There are very few "universals" across cultures, but wherever people are—no matter how urban or rural, what kind of climate or housing or way of life—there will always be language and there will always be music!
Since cultures everywhere have both language and music, it could be that these systems are built right into our DNA—that we're designed to be musical, just as we're designed to be linguistic!
Language and music are built into our brains
There are some amazing facts about music that suggest our brains really are programmed to understand (and enjoy!) music. I don't mean being good at a particular instrument, or liking a specific genre—instead, I mean we have built-in intuitions about music and how music works… just like how we have instincts about language!
When it comes to language, babies just figure it out: They play, interact, listen, babble, and repeat until they become chatty preschoolers with a lot of opinions.
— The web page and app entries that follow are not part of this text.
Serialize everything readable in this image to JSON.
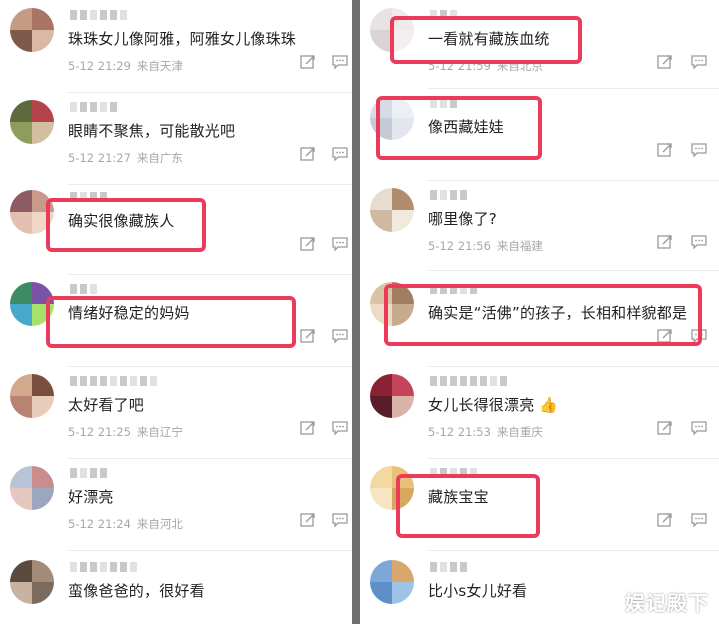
{
  "colors": {
    "highlight": "#ec3b5a",
    "text": "#222222",
    "meta": "#a7a7a7"
  },
  "left_comments": [
    {
      "text": "珠珠女儿像阿雅，阿雅女儿像珠珠",
      "time": "5-12 21:29",
      "location": "来自天津"
    },
    {
      "text": "眼睛不聚焦，可能散光吧",
      "time": "5-12 21:27",
      "location": "来自广东"
    },
    {
      "text": "确实很像藏族人",
      "time": "",
      "location": ""
    },
    {
      "text": "情绪好稳定的妈妈",
      "time": "",
      "location": ""
    },
    {
      "text": "太好看了吧",
      "time": "5-12 21:25",
      "location": "来自辽宁"
    },
    {
      "text": "好漂亮",
      "time": "5-12 21:24",
      "location": "来自河北"
    },
    {
      "text": "蛮像爸爸的，很好看",
      "time": "",
      "location": ""
    }
  ],
  "right_comments": [
    {
      "text": "一看就有藏族血统",
      "time": "5-12 21:59",
      "location": "来自北京"
    },
    {
      "text": "像西藏娃娃",
      "time": "",
      "location": ""
    },
    {
      "text": "哪里像了?",
      "time": "5-12 21:56",
      "location": "来自福建"
    },
    {
      "text": "确实是“活佛”的孩子，长相和样貌都是",
      "time": "",
      "location": ""
    },
    {
      "text": "女儿长得很漂亮 👍",
      "time": "5-12 21:53",
      "location": "来自重庆"
    },
    {
      "text": "藏族宝宝",
      "time": "",
      "location": ""
    },
    {
      "text": "比小s女儿好看",
      "time": "",
      "location": ""
    }
  ],
  "watermark": "娱记殿下"
}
But no one teaches them—grown-ups don't need to move their little lips into the right shape or deliberately practice complex movements of their vocal folds.
It turns out that musicality works the same way! You can walk into a room of people, play a song they've never heard before… and they'll be able to clap along. They're also able to double the beat, speed up if the music gets faster, and slow back down if the music slows—all without being directly taught.
That doesn't mean we're born knowing how to play the piano, just as we're not born knowing English. But our brain is prepared to learn and engage with music in a way that's similar to how we implicitly learn languages.
Music may have been the foundation for making language sounds
The fact that we have this musicality ingrained in us suggests that it must have given us an evolutionary advantage at some point. But what would be the advantage to being musical?
Music could have been an advantage to proto-humans looking for a mate—with vocal skills contributing to the overall "fitness" of a potential partner. That could explain why we can control our voices in nuanced ways, like to make the tiny difference between a "z" and a "d" or raise our voice to make a question, but our closest primate relatives can't produce those kinds of differences, despite people trying (very hard!) to teach them to do so. There are other species that have complex vocal control, similar to us, like birds, dolphins, and whales, so song-like communication could have been an advantage in any species!
But music could have served another purpose, too: It might have been the predecessor of language. This hypothesis goes back at least to Darwin, who called it the "musical protolanguage hypothesis." Basically, our ability to control our voices in complex ways allowed us not just to create music with them, but to send very particular messages—like a very early version of words. While we still don't know for sure, it seems that once we—and our brains—had linked vocal patterns with meanings, we had the scaffolding upon which to build full languages.
Language really is music to our ears!
Music and language are powerful tools that allow us to connect with each other and share our thoughts and emotions about the world around us.